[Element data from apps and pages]

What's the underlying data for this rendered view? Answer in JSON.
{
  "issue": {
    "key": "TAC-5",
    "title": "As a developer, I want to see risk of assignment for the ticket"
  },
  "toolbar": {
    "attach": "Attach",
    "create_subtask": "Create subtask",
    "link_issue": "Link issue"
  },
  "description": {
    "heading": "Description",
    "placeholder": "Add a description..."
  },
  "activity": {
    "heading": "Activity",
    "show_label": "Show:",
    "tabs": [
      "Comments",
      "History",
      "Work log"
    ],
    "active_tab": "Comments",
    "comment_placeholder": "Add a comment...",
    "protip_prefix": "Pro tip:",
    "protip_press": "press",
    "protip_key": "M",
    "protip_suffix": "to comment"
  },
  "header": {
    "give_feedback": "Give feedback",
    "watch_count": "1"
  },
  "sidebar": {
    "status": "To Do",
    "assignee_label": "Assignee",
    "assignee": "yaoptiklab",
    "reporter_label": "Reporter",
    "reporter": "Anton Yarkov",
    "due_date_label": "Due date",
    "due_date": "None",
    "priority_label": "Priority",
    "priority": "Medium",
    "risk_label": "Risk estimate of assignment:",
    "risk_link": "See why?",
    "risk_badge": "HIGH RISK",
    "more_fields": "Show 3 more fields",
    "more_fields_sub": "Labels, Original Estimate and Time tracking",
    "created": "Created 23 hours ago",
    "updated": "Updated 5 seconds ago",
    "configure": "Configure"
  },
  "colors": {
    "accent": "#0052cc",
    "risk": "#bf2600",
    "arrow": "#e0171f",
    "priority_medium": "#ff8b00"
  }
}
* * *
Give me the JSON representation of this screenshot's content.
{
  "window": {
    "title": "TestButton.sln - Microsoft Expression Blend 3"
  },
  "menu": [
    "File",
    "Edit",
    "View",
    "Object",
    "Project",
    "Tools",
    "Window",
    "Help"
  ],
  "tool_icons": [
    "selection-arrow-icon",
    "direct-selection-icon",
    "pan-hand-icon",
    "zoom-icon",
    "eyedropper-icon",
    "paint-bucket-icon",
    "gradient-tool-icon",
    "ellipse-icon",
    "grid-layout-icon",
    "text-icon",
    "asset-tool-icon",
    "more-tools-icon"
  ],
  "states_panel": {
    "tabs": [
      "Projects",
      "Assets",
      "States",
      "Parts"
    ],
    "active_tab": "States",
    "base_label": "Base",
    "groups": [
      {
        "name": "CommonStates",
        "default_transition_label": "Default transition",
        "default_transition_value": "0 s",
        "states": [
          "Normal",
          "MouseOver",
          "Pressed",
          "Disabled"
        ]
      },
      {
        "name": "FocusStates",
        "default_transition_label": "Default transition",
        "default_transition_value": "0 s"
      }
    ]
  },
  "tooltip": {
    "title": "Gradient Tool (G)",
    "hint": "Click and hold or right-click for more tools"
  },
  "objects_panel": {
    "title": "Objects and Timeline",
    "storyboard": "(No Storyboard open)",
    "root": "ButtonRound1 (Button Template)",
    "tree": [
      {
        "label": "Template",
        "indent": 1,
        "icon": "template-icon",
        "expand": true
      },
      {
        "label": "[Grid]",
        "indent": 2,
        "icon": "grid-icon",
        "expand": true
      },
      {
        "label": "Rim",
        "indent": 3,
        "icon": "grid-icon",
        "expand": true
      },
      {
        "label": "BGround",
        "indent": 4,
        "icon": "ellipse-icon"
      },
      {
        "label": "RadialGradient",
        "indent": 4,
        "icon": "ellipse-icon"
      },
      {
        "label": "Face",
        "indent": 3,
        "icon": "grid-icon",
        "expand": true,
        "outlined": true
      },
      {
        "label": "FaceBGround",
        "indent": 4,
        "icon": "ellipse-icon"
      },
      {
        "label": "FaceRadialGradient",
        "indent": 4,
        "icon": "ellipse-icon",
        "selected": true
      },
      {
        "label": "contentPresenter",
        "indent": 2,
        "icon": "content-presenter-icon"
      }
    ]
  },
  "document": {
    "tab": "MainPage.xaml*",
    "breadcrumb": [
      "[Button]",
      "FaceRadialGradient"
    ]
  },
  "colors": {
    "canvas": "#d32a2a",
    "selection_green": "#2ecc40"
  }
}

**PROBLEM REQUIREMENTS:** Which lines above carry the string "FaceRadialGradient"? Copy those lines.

**WRITTEN SOLUTION:**
        "label": "FaceRadialGradient",
      "FaceRadialGradient"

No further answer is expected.